1 Justice—do you rulers know the meaning of the word?
Do you judge the people fairly?
2 No! You plot injustice in your hearts.
You spread violence throughout the land.
3 These wicked people are born sinners;
even from birth they have lied and gone their own way.
4 They spit venom like deadly snakes;
they are like cobras that refuse to listen,
5 ignoring the tunes of the snake charmers,
no matter how skillfully they play.
6 Break off their fangs, O God!
Smash the jaws of these lions, O Lord!
7 May they disappear like water into thirsty ground.
Make their weapons useless in their hands.
8 May they be like snails that dissolve into slime,
like a stillborn child who will never see the sun.
9 God will sweep them away, both young and old,
faster than a pot heats over burning thorns.
10 The godly will rejoice when they see injustice avenged.
They will wash their feet in the blood of the wicked.
11 Then at last everyone will say,
“There truly is a reward for those who live for God;
surely there is a God who judges justly here on earth.” NLT
Read verses 1-2. Are these questions relevant in our world today?
In verse 3, why might the writer of this psalm, David, come to this conclusion? How does our upbringing contribute to our behavior when we are later given influence over others?
Describe the meaning of David’s metaphor in verses 4-6.
What different metaphors does David switch through in verses 6-9? Even if these comparisons seem insensitive at first, describe the confident conviction he has in choosing these metaphors.
Read the last two verses of this psalm.
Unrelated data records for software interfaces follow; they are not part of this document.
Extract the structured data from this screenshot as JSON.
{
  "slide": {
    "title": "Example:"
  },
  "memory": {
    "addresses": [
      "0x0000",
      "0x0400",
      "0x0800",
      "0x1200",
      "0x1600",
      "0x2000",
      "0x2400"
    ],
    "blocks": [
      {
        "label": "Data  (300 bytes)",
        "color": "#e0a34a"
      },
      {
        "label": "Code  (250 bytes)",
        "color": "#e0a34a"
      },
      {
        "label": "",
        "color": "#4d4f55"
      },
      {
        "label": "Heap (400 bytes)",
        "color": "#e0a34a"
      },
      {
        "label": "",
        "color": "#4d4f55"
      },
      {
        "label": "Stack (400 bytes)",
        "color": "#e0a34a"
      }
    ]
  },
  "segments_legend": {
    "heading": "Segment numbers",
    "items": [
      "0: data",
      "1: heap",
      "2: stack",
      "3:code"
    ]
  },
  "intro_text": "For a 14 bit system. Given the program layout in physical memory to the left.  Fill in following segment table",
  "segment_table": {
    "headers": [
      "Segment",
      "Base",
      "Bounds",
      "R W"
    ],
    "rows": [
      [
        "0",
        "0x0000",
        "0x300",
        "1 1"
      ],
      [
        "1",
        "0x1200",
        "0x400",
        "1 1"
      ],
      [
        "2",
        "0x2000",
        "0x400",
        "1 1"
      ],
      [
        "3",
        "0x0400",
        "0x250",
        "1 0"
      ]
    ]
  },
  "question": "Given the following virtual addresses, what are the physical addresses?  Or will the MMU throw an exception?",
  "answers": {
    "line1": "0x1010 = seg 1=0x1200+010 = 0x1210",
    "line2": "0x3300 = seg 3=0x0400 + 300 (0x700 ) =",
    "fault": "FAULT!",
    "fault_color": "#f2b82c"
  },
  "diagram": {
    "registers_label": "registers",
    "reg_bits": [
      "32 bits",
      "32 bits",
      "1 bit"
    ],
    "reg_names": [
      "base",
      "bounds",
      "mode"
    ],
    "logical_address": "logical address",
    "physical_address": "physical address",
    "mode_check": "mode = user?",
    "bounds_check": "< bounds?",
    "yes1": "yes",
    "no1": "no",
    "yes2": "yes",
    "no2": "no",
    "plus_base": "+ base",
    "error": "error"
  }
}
What does David believe will happen eventually?
::::: APPLICATION CHALLENGE :::::
Eventually, David implies, the godly will know a reward. But in the meantime, how are the godly to live in an unjust world? What can this psalm teach us about our attitude and action towards injustice?